Storm adds uncertainty to strong holiday travel demand
Concerns about illness or inflation aren’t stopping Americans from hitting the roads and airports this holiday season. But a massive winter storm might.
Forecasters predict an onslaught of heavy snow, ice, flooding and powerful winds from Thursday to Saturday in a broad swath of the country, from the Plains and Midwest to the East Coast. A surge of Arctic air will follow. The Christmas weekend could be the coldest in decades.
The National Weather Service said Wednesday the storm was so large and encompassing that around 190 million people are currently under some type of winter weather advisory.
Southwest Airlines said it has canceled 500 of its 4,000 scheduled flights on Thursday and Friday. The company said it wanted to maintain safe operations for both passengers and crew.
At least 145 flights into or out of Denver International Airport were canceled Wednesday as the city was hit with snow, gusty winds and freezing temperatures, according to FlightAware, a flight tracking company. At least 219 flights into or out of Denver were expected to be canceled Thursday.
FlightAware was also expecting at least 364 flights to be canceled Thursday at O'Hare and Midway airports in Chicago. Earlier this week, those two airports said they had 350 pieces of snow removal equipment and 400,000 gallons of pavement de-icing fluid on hand for the storm.
Delta, American, United, Frontier, Alaska, Southwest and other airlines were waiving change fees and offering travelers the option of choosing new flights to avoid the bad weather.
Jean-Paul Blancq got to Boston's Logan Airport a day early for his Thursday flight home to New Orleans.

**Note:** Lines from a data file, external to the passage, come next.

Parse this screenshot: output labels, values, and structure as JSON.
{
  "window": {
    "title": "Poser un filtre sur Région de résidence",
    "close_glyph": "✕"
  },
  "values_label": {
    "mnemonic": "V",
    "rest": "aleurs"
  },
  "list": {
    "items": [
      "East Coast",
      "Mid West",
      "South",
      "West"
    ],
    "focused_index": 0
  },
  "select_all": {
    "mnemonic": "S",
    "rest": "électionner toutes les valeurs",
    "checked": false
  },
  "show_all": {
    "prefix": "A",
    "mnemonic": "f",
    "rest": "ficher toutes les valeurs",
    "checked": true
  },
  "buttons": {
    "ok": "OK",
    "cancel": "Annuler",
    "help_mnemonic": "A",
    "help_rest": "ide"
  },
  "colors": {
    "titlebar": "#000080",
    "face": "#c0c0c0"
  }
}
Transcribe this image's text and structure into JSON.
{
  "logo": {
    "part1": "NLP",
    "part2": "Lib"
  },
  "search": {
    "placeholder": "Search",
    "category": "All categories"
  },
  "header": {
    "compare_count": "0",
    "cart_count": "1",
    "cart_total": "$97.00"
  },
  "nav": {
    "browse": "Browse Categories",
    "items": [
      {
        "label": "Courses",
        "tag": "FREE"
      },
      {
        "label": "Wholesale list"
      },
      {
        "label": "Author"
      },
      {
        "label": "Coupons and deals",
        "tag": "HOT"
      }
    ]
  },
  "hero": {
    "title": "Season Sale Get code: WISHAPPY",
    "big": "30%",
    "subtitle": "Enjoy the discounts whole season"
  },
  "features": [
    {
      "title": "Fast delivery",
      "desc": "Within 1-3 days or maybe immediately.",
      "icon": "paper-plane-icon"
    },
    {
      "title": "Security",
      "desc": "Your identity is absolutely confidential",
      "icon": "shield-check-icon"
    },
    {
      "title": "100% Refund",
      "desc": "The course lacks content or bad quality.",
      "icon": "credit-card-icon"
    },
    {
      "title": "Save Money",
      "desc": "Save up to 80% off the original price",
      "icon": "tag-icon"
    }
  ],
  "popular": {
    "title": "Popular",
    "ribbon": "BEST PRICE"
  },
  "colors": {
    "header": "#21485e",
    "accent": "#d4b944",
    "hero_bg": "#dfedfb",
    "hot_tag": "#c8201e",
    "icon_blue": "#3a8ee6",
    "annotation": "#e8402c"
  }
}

Blancq had to take a bus to Logan from his seasonal job in New Hampshire and was unsure of the storm's path.
“I hope that my flight doesn’t get canceled...